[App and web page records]
((

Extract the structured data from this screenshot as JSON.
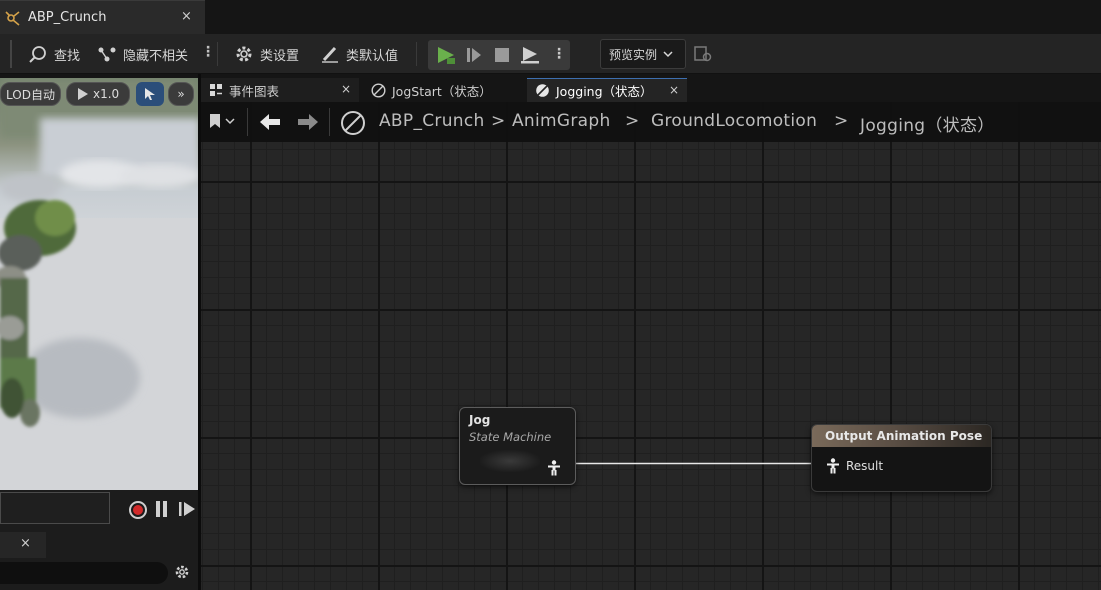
{
  "window": {
    "doc_tab_label": "ABP_Crunch",
    "close_glyph": "×"
  },
  "toolbar": {
    "find_label": "查找",
    "hide_unrelated_label": "隐藏不相关",
    "class_settings_label": "类设置",
    "class_defaults_label": "类默认值",
    "preview_instance_label": "预览实例",
    "play_color": "#6ab04c"
  },
  "viewport": {
    "lod_label": "LOD自动",
    "speed_label": "x1.0",
    "more_glyph": "»",
    "select_color": "#2b4e7a"
  },
  "graph_tabs": [
    {
      "label": "事件图表",
      "icon": "event-graph-icon",
      "active": false
    },
    {
      "label": "JogStart（状态）",
      "icon": "state-icon",
      "active": false
    },
    {
      "label": "Jogging（状态）",
      "icon": "state-icon",
      "active": true
    }
  ],
  "breadcrumb": {
    "items": [
      "ABP_Crunch",
      "AnimGraph",
      "GroundLocomotion",
      "Jogging（状态）"
    ],
    "separator": ">"
  },
  "nodes": {
    "jog": {
      "title": "Jog",
      "subtitle": "State Machine"
    },
    "output": {
      "title": "Output Animation Pose",
      "pin_label": "Result",
      "header_color": "#7a6a5a"
    }
  }
}
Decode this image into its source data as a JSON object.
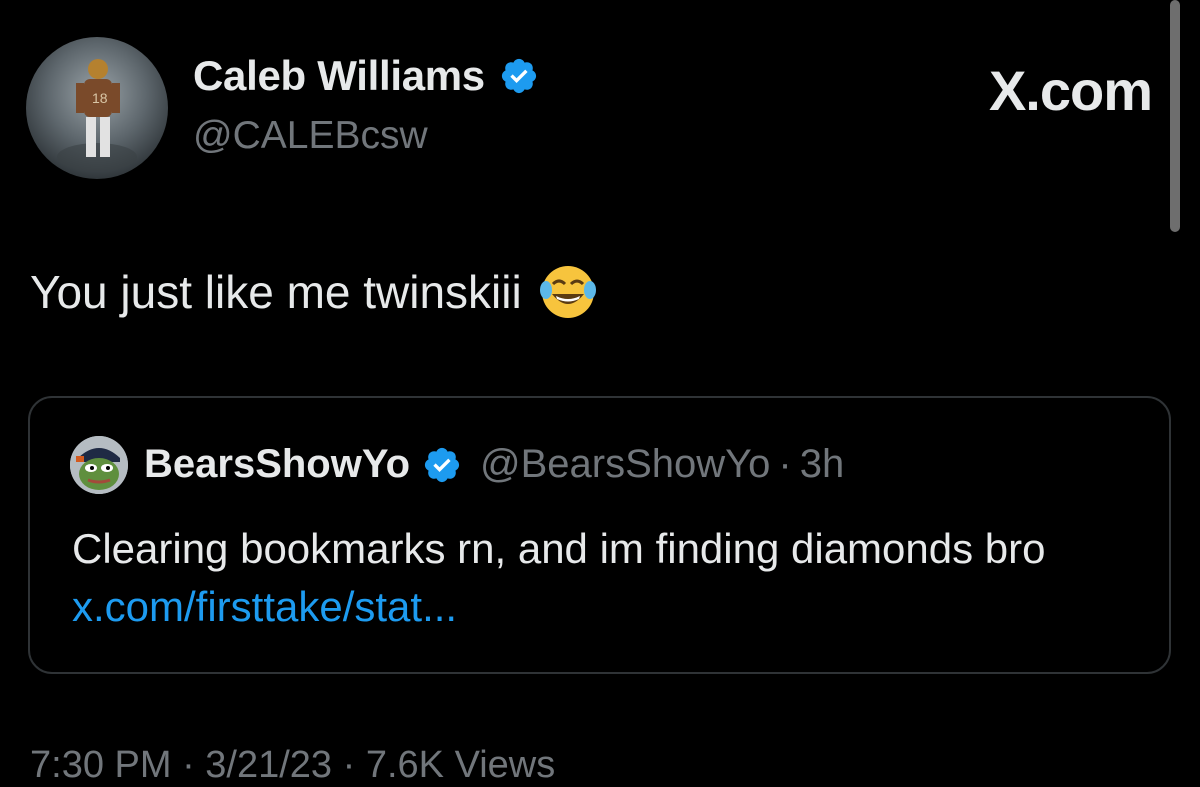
{
  "author": {
    "name": "Caleb Williams",
    "handle": "@CALEBcsw"
  },
  "brand": "X.com",
  "tweet": {
    "text": "You just like me twinskiii",
    "emoji": "face-with-tears-of-joy"
  },
  "quoted": {
    "name": "BearsShowYo",
    "handle": "@BearsShowYo",
    "separator": "·",
    "time": "3h",
    "text": "Clearing bookmarks rn, and im finding diamonds bro ",
    "link": "x.com/firsttake/stat..."
  },
  "footer": {
    "meta": "7:30 PM · 3/21/23 · 7.6K Views"
  },
  "colors": {
    "background": "#000000",
    "primary_text": "#e7e9ea",
    "secondary_text": "#71767b",
    "link": "#1d9bf0",
    "verified_badge": "#1d9bf0",
    "border": "#2f3336"
  }
}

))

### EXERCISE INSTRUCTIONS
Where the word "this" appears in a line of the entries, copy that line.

### RESPONSE TO THE EXERCISE
Extract the structured data from this screenshot as JSON.
Decode this image into its source data as a JSON object.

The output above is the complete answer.